Upcoming Presentation: Session 309: Solving Vital Community Infrastructural Problems in a Developing Country

By: Okoro Okereke, PMP
Project Management Consultant
Total Technology

During my session in the PMI Virtual Experience Series: 9 June, I will outline the problems that militate against the development and sustainability of necessary infrastructure in many developing countries and are not limited to various aspects of the scarcity of funds. They transcend whether the limited available resources are being judiciously utilized.  A third factor is the sustainability of the inadequate infrastructures. It could be stating the obvious to suggest that if it had been possible to sustain and use all infrastructures developed in the past years, the problem of underdevelopment would not be the international challenge that it is now and would not include inadequate development.

The reality is that the paltry infrastructures built over the years are not sustained. The communities in many developing countries seem to be facing deindustrialization as the years go by. The infrastructure being used today will fail over the next few years and will not be repaired or replaced. Thankfully, some of these communities do not surrender, rather they try to improve as best as they can.

In this session, I will discuss the efforts of a management team set up by a community in a developing country to solve vital infrastructural problems in the community. They were saddled with failing and failed infrastructures.

Despite the determination and enthusiasm of the members to do their level best for their community, the management team had other problems with which to contend. One problem is that they are all volunteers working in a system with no generally accepted organizational structure. They work as equals and giving instructions and directives to any person is not a part of their agreement or “what any of them signed up for,” as several of them shared at the beginning of the program.

Moreover, despite the determination, skills, and expertise of the team, without funds not much can be achieved.

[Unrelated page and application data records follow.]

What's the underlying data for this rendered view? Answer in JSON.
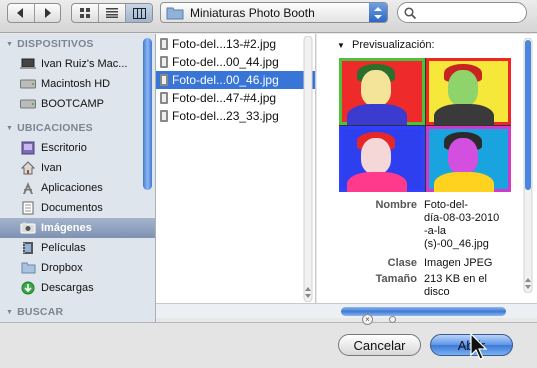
{
  "toolbar": {
    "back_icon": "chevron-left-icon",
    "forward_icon": "chevron-right-icon",
    "view_modes": [
      "icon-view",
      "list-view",
      "column-view"
    ],
    "selected_view": "column-view",
    "location_label": "Miniaturas Photo Booth",
    "search_placeholder": ""
  },
  "sidebar": {
    "sections": [
      {
        "title": "DISPOSITIVOS",
        "items": [
          {
            "label": "Ivan Ruiz's Mac...",
            "icon": "laptop-icon"
          },
          {
            "label": "Macintosh HD",
            "icon": "harddisk-icon"
          },
          {
            "label": "BOOTCAMP",
            "icon": "harddisk-icon"
          }
        ]
      },
      {
        "title": "UBICACIONES",
        "items": [
          {
            "label": "Escritorio",
            "icon": "desktop-icon"
          },
          {
            "label": "Ivan",
            "icon": "home-icon"
          },
          {
            "label": "Aplicaciones",
            "icon": "applications-icon"
          },
          {
            "label": "Documentos",
            "icon": "documents-icon"
          },
          {
            "label": "Imágenes",
            "icon": "pictures-icon",
            "selected": true
          },
          {
            "label": "Películas",
            "icon": "movies-icon"
          },
          {
            "label": "Dropbox",
            "icon": "folder-icon"
          },
          {
            "label": "Descargas",
            "icon": "downloads-icon"
          }
        ]
      },
      {
        "title": "BUSCAR",
        "items": []
      }
    ]
  },
  "files": [
    {
      "name": "Foto-del...13-#2.jpg"
    },
    {
      "name": "Foto-del...00_44.jpg"
    },
    {
      "name": "Foto-del...00_46.jpg",
      "selected": true
    },
    {
      "name": "Foto-del...47-#4.jpg"
    },
    {
      "name": "Foto-del...23_33.jpg"
    }
  ],
  "preview": {
    "heading": "Previsualización:",
    "tile_colors": [
      {
        "bg": "#ee2a2a",
        "skin": "#f4e49a",
        "hair": "#2c6e2c",
        "body": "#3b3bd0",
        "frame": "#4fbf3c"
      },
      {
        "bg": "#f5e83a",
        "skin": "#8fd46b",
        "hair": "#c8231f",
        "body": "#3a3a3a",
        "frame": "#f02626"
      },
      {
        "bg": "#2e3ff0",
        "skin": "#f6d7d7",
        "hair": "#e52727",
        "body": "#ff3a8c",
        "frame": "#3040ff"
      },
      {
        "bg": "#19a4e0",
        "skin": "#d24fdf",
        "hair": "#2b2b2b",
        "body": "#ffd21f",
        "frame": "#cf3ac9"
      }
    ],
    "meta": [
      {
        "label": "Nombre",
        "value_lines": [
          "Foto-del-",
          "día-08-03-2010",
          "-a-la",
          "(s)-00_46.jpg"
        ]
      },
      {
        "label": "Clase",
        "value_lines": [
          "Imagen JPEG"
        ]
      },
      {
        "label": "Tamaño",
        "value_lines": [
          "213 KB en el",
          "disco"
        ]
      }
    ]
  },
  "buttons": {
    "cancel_label": "Cancelar",
    "open_label": "Abrir"
  }
}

This scenario is one in which the team started and continues to work without any settled source of funds. It has worked for about two years with several achievements to show for the efforts of the professionals. Any professional who works in a developing country or is likely to do so will certainly have some helpful lessons to learn from the experience of this management team.

The session will examine the lessons learned by the management team, which has adopted program management to resolve their community’s problems. These include widespread unemployment, inadequate food supply, inexistent training for unemployed youths, poor infrastructure, etc. For example, the water supply network was in a poor and dangerous condition. The supply scheme installed by a government organization more than 11 years earlier had failed. No comprehensive maintenance was carried out on the three artesian wells and the water network since the scheme was commissioned. A serious backflow in the overflow piping caused flooding in the wellhead area, adjoining roads and houses. In addition, grid electricity supply was drastically inadequate, only available for about four hours a week.

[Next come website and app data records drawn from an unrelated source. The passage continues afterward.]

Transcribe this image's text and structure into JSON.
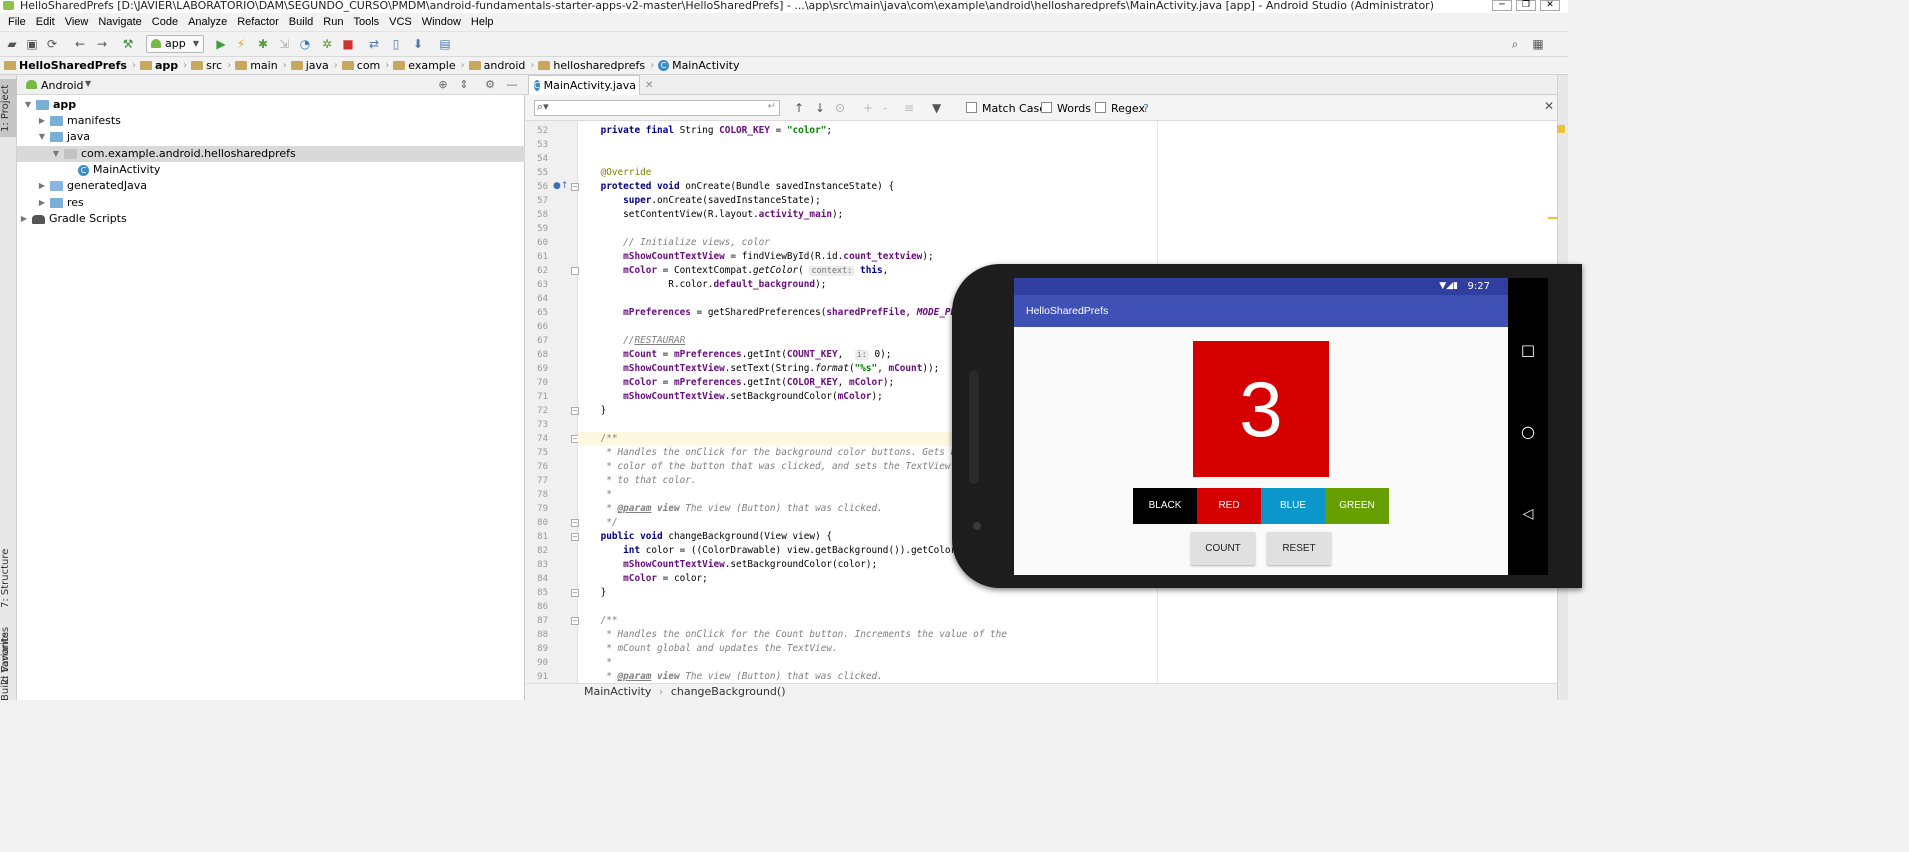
{
  "window": {
    "title": "HelloSharedPrefs [D:\\JAVIER\\LABORATORIO\\DAM\\SEGUNDO_CURSO\\PMDM\\android-fundamentals-starter-apps-v2-master\\HelloSharedPrefs] - ...\\app\\src\\main\\java\\com\\example\\android\\hellosharedprefs\\MainActivity.java [app] - Android Studio (Administrator)"
  },
  "menu": [
    "File",
    "Edit",
    "View",
    "Navigate",
    "Code",
    "Analyze",
    "Refactor",
    "Build",
    "Run",
    "Tools",
    "VCS",
    "Window",
    "Help"
  ],
  "toolbar": {
    "run_config": "app"
  },
  "breadcrumb": [
    "HelloSharedPrefs",
    "app",
    "src",
    "main",
    "java",
    "com",
    "example",
    "android",
    "hellosharedprefs",
    "MainActivity"
  ],
  "left_tabs": {
    "project": "1: Project",
    "structure": "7: Structure",
    "favorites": "2: Favorites",
    "build_variants": "Build Variants"
  },
  "project": {
    "view_mode": "Android",
    "tree": [
      "app",
      "manifests",
      "java",
      "com.example.android.hellosharedprefs",
      "MainActivity",
      "generatedJava",
      "res",
      "Gradle Scripts"
    ]
  },
  "editor": {
    "tab": "MainActivity.java",
    "find": {
      "match_case": "Match Case",
      "words": "Words",
      "regex": "Regex",
      "help": "?"
    },
    "status_class": "MainActivity",
    "status_method": "changeBackground()",
    "lines": [
      {
        "n": "52",
        "html": "    <span class='kw'>private final</span> String <span class='fld'>COLOR_KEY</span> = <span class='str'>\"color\"</span>;"
      },
      {
        "n": "53",
        "html": ""
      },
      {
        "n": "54",
        "html": ""
      },
      {
        "n": "55",
        "html": "    <span class='ann'>@Override</span>"
      },
      {
        "n": "56",
        "html": "    <span class='kw'>protected void</span> onCreate(Bundle savedInstanceState) {"
      },
      {
        "n": "57",
        "html": "        <span class='kw'>super</span>.onCreate(savedInstanceState);"
      },
      {
        "n": "58",
        "html": "        setContentView(R.layout.<span class='fld'>activity_main</span>);"
      },
      {
        "n": "59",
        "html": ""
      },
      {
        "n": "60",
        "html": "        <span class='cmt'>// Initialize views, color</span>"
      },
      {
        "n": "61",
        "html": "        <span class='fld'>mShowCountTextView</span> = findViewById(R.id.<span class='fld'>count_textview</span>);"
      },
      {
        "n": "62",
        "html": "        <span class='fld'>mColor</span> = ContextCompat.<i>getColor</i>( <span class='hint'>context:</span> <span class='kw'>this</span>,"
      },
      {
        "n": "63",
        "html": "                R.color.<span class='fld'>default_background</span>);"
      },
      {
        "n": "64",
        "html": ""
      },
      {
        "n": "65",
        "html": "        <span class='fld'>mPreferences</span> = getSharedPreferences(<span class='fld'>sharedPrefFile</span>, <span class='fld'><i>MODE_PRIVATE</i></span>);"
      },
      {
        "n": "66",
        "html": ""
      },
      {
        "n": "67",
        "html": "        <span class='cmt'>//<u>RESTAURAR</u></span>"
      },
      {
        "n": "68",
        "html": "        <span class='fld'>mCount</span> = <span class='fld'>mPreferences</span>.getInt(<span class='fld'>COUNT_KEY</span>,  <span class='hint'>i:</span> 0);"
      },
      {
        "n": "69",
        "html": "        <span class='fld'>mShowCountTextView</span>.setText(String.<i>format</i>(<span class='str'>\"%s\"</span>, <span class='fld'>mCount</span>));"
      },
      {
        "n": "70",
        "html": "        <span class='fld'>mColor</span> = <span class='fld'>mPreferences</span>.getInt(<span class='fld'>COLOR_KEY</span>, <span class='fld'>mColor</span>);"
      },
      {
        "n": "71",
        "html": "        <span class='fld'>mShowCountTextView</span>.setBackgroundColor(<span class='fld'>mColor</span>);"
      },
      {
        "n": "72",
        "html": "    }"
      },
      {
        "n": "73",
        "html": ""
      },
      {
        "n": "74",
        "html": "    <span class='cmt'>/**</span>"
      },
      {
        "n": "75",
        "html": "<span class='cmt'>     * Handles the onClick for the background color buttons. Gets background</span>"
      },
      {
        "n": "76",
        "html": "<span class='cmt'>     * color of the button that was clicked, and sets the TextView background</span>"
      },
      {
        "n": "77",
        "html": "<span class='cmt'>     * to that color.</span>"
      },
      {
        "n": "78",
        "html": "<span class='cmt'>     *</span>"
      },
      {
        "n": "79",
        "html": "<span class='cmt'>     * <b><u>@param</u></b> <b>view</b> The view (Button) that was clicked.</span>"
      },
      {
        "n": "80",
        "html": "<span class='cmt'>     */</span>"
      },
      {
        "n": "81",
        "html": "    <span class='kw'>public void</span> changeBackground(View view) {"
      },
      {
        "n": "82",
        "html": "        <span class='kw'>int</span> color = ((ColorDrawable) view.getBackground()).getColor();"
      },
      {
        "n": "83",
        "html": "        <span class='fld'>mShowCountTextView</span>.setBackgroundColor(color);"
      },
      {
        "n": "84",
        "html": "        <span class='fld'>mColor</span> = color;"
      },
      {
        "n": "85",
        "html": "    }"
      },
      {
        "n": "86",
        "html": ""
      },
      {
        "n": "87",
        "html": "    <span class='cmt'>/**</span>"
      },
      {
        "n": "88",
        "html": "<span class='cmt'>     * Handles the onClick for the Count button. Increments the value of the</span>"
      },
      {
        "n": "89",
        "html": "<span class='cmt'>     * mCount global and updates the TextView.</span>"
      },
      {
        "n": "90",
        "html": "<span class='cmt'>     *</span>"
      },
      {
        "n": "91",
        "html": "<span class='cmt'>     * <b><u>@param</u></b> <b>view</b> The view (Button) that was clicked.</span>"
      }
    ]
  },
  "emulator": {
    "time": "9:27",
    "app_title": "HelloSharedPrefs",
    "count": "3",
    "count_bg": "#d50000",
    "color_buttons": [
      {
        "label": "BLACK",
        "color": "#000000"
      },
      {
        "label": "RED",
        "color": "#d50000"
      },
      {
        "label": "BLUE",
        "color": "#0b97c9"
      },
      {
        "label": "GREEN",
        "color": "#689f00"
      }
    ],
    "count_button": "COUNT",
    "reset_button": "RESET"
  },
  "colors": {
    "statusbar": "#303f9f",
    "appbar": "#3f51b5"
  }
}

Interested in learning more and continuing the conversation? Join me on Thursday, 9 June 2022, at 9:30 a.m. EDT at the PMI Virtual Experience Series: 9 June  program and participate in the question-and-answer session with me and the rest of the PM community.

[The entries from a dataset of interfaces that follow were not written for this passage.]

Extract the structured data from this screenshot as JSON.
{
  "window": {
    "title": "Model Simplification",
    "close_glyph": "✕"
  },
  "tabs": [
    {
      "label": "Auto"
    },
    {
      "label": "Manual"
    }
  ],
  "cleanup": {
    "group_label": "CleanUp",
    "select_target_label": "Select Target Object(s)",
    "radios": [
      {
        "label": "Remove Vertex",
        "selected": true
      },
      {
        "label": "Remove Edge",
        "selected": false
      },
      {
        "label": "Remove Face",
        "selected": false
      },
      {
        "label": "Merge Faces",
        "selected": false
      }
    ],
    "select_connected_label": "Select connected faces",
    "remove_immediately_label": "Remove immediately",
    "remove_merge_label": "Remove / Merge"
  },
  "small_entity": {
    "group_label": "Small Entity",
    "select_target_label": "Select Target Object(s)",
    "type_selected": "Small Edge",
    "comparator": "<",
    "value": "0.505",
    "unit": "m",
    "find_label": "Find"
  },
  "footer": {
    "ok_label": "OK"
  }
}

Posted by O. Chima Okereke on: June 01, 2022 01:20 PM | Permalink | Comments (1)

"Bad artists always admire each other's work."

- Oscar Wilde